* Problem to work on *
Say how many lines in the data below contain the word "emoji", and give no other text.

* Material for this exercise *

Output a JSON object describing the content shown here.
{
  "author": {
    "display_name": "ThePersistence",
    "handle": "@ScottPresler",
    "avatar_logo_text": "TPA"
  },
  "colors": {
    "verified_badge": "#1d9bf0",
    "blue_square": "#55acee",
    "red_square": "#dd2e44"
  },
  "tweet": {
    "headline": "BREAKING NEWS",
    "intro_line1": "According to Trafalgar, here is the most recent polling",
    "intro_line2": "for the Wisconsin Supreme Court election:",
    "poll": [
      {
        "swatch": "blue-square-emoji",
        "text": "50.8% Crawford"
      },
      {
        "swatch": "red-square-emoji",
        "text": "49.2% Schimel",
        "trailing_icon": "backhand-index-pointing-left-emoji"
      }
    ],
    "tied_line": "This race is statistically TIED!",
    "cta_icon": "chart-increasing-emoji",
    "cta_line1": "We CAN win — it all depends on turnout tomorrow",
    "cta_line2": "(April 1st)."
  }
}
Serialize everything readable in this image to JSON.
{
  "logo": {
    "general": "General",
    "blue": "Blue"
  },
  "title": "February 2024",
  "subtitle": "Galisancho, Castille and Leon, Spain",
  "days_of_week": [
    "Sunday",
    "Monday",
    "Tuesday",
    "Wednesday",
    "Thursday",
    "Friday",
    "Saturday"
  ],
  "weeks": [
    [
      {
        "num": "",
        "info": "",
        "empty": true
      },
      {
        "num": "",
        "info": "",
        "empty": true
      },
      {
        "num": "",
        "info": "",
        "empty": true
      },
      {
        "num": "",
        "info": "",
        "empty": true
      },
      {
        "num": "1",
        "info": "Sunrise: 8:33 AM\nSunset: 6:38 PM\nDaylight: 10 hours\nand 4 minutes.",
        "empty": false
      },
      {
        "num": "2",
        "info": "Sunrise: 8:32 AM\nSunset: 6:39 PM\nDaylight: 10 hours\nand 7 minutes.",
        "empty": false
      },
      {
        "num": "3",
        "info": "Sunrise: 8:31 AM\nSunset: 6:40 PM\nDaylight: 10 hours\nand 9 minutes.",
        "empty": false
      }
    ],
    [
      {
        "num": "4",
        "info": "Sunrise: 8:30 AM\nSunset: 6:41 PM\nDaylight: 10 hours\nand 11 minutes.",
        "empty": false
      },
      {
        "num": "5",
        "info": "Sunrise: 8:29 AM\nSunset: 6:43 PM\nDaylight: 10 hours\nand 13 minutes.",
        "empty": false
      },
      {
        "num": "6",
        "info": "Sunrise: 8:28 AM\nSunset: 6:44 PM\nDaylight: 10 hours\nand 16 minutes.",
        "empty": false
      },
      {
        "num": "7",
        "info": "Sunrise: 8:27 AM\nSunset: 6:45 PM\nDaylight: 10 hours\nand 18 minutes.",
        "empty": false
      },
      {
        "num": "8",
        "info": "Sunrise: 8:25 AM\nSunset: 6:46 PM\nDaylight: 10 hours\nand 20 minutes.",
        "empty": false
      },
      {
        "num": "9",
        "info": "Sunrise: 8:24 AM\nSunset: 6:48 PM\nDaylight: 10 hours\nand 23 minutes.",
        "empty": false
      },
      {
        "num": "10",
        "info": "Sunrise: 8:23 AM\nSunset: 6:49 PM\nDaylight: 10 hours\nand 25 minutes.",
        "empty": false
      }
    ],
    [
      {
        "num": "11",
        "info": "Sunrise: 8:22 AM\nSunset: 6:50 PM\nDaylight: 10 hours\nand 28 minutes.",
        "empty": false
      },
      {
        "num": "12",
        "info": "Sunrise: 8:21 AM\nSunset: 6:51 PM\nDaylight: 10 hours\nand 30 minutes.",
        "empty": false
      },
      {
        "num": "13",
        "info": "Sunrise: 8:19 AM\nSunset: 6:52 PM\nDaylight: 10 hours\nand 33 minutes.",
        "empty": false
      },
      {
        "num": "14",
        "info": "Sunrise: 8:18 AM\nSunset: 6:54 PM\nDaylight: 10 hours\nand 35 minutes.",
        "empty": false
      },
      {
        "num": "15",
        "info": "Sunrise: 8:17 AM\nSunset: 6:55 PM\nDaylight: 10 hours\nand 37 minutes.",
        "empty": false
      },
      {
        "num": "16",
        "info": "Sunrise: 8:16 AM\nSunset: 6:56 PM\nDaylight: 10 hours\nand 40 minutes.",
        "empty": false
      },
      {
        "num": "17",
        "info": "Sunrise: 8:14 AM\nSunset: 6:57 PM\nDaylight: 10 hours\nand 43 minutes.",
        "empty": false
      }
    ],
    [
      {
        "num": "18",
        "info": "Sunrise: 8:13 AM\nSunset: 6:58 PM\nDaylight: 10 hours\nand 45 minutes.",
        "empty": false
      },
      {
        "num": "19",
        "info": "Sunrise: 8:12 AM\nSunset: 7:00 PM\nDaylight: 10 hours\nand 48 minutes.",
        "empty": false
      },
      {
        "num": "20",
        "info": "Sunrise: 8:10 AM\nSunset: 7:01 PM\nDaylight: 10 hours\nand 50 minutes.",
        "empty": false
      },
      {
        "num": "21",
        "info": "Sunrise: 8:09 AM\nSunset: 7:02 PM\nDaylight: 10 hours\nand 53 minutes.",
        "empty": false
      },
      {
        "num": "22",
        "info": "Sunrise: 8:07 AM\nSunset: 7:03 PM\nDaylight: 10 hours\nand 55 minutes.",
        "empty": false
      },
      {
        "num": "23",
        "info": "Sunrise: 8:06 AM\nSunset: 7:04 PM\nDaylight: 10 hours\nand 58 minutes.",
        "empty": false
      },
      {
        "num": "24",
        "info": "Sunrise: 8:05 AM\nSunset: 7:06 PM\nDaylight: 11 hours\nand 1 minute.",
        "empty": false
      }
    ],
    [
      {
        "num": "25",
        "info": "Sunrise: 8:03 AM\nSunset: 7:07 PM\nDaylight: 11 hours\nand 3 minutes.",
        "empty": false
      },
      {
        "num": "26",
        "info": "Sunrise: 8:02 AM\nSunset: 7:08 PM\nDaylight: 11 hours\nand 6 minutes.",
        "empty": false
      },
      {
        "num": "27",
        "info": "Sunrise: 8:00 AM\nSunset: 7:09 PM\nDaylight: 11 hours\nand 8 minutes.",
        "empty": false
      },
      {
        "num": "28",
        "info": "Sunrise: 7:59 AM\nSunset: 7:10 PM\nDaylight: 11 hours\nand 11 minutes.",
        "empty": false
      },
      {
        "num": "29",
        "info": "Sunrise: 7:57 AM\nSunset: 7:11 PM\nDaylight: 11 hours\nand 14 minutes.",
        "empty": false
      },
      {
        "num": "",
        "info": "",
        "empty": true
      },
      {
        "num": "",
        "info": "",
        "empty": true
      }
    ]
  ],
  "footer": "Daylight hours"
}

* Problem solution *
4